HAMMOND | At age 4, a girl growing up on the west side of Chicago began to be molested by men her grandmother brought home.
She had two children by the age of 15. At the same age, she became a prostitute in the streets of Chicago.
“It was Good Friday, just before Easter, and she didn’t have money to feed her babies, and she felt that the only way to get money was to prostitute herself. Her grandma told her ‘whatever you do best,’ so she went into the streets that night and she made more money than she ever saw in her life,” said Brenda Myers Powell, a co-founder of a nonprofit that assists human trafficking victims.
Twenty-five years later the girl, now a woman, had been shot five times and stabbed 13 times.
Her last customer dragged her six blocks by car, landing her in the hospital. A doctor took notice of her medical history and told the woman she was afraid that one day she wouldn’t be able to save her.
The conversation compelled the woman to get help and enter a shelter for a year and a half.
That woman, Powell told the 300-member audience at the Hammond Civic Center, was her.
During a program sponsored by the Hammond Citywide Crime Watch, Powell spoke last week about her life as a prostitute and her recovery.
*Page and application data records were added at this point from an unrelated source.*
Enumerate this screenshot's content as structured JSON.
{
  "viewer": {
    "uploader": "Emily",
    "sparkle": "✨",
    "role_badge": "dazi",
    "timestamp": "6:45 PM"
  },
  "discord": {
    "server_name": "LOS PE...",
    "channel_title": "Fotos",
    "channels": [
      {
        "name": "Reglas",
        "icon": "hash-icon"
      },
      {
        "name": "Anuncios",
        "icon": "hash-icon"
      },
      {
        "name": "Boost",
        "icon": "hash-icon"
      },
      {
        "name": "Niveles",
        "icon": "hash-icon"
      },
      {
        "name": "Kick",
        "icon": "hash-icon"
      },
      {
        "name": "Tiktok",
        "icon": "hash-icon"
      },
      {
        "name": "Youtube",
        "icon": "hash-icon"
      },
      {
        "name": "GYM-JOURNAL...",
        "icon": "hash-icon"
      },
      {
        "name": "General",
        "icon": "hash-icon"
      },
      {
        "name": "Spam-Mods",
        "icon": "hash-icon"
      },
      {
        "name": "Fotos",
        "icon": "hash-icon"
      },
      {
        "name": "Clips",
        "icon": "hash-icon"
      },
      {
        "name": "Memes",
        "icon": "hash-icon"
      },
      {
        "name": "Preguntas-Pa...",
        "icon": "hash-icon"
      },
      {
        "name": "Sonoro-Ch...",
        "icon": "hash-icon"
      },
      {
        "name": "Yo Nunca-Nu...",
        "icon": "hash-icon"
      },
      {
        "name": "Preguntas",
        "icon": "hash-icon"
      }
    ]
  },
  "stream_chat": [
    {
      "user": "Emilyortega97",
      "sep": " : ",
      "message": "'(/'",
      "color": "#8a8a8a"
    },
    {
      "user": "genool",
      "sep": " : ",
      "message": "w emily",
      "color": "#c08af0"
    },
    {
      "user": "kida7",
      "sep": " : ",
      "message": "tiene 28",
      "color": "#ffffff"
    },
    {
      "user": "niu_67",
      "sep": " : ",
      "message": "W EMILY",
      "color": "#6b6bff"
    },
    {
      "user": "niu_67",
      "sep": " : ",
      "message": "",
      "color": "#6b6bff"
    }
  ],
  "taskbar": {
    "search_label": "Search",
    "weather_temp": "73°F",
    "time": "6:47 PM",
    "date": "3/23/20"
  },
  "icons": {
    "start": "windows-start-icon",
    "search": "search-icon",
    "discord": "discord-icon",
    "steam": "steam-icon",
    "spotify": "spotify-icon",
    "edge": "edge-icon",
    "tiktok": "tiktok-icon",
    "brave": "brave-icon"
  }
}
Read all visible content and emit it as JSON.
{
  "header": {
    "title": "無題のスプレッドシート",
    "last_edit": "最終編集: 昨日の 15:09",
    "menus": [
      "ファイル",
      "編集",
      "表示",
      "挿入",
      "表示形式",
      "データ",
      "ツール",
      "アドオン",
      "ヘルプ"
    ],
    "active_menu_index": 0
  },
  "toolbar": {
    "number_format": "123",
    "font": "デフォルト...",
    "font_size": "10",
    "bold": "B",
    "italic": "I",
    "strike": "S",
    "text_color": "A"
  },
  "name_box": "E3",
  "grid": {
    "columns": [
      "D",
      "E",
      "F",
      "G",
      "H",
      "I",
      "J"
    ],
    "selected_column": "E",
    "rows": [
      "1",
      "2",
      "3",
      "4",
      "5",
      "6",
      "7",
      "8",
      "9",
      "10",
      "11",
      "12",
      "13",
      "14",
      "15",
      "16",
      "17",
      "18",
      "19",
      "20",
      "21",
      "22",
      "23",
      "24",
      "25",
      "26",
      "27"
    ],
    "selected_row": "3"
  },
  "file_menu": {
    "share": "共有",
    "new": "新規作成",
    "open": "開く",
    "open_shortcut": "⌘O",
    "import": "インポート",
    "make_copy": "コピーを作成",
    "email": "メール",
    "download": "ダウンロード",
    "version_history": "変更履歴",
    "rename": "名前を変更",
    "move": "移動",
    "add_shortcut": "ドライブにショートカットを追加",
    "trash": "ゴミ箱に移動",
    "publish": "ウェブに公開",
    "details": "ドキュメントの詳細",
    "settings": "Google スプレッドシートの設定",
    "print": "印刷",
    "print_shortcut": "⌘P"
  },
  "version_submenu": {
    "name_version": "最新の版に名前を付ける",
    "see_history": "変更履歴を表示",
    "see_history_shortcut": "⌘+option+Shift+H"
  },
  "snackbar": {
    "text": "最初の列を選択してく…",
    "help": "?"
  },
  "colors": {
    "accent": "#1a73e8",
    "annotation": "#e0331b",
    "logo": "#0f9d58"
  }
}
She now runs The Dreamcatcher Foundation, a nonprofit that specializes in prevention and assistance for girls and young women who have been sexually exploited.
The foundation partners with The Salvation Army’s PROMISE program, which combats sex trafficking of children in Chicago. The PROMISE program also runs Anne’s House, a residential program for victims.
“When I go out and talk to these girls and reach out, I already know who they are. They are me,” Powell said. “When you think of prostitution, a lot of you think of a woman who has a choice, who wants to do it.
"Everyone saw ‘Pretty Woman.’ That’s cool, huh. It never happens because by the time you see her on the street, visible, she’s been doing it for some time. There has to be some pain behind that. No great woman wants to sell her body.”
A representative from the PROMISE program, who remained anonymous because of the sensitivity of his work, said education is key to help preventing and combating the activity.
He recommended attending trainings on ways to identify kids who are victims of sex trafficking and to learn techniques on how to approach victims.
Lake County Sheriff John Buncich, who attended along with members of his staff, said his department has been looking at the problem for several months.
“It hit home about the training, and I’m going to work vigorously to get this type of training on the curriculum for the law enforcement academy, especially to get our young officers ... to be able to deal with these problems in society,” Buncich said.
Several Purdue University Calumet nursing students attended Powell’s talk. Many said they didn't know human trafficking existed in America before their nursing classes.
“It’s like a real-life example to what we actually have learned in class,” nursing student Courtney Sult said.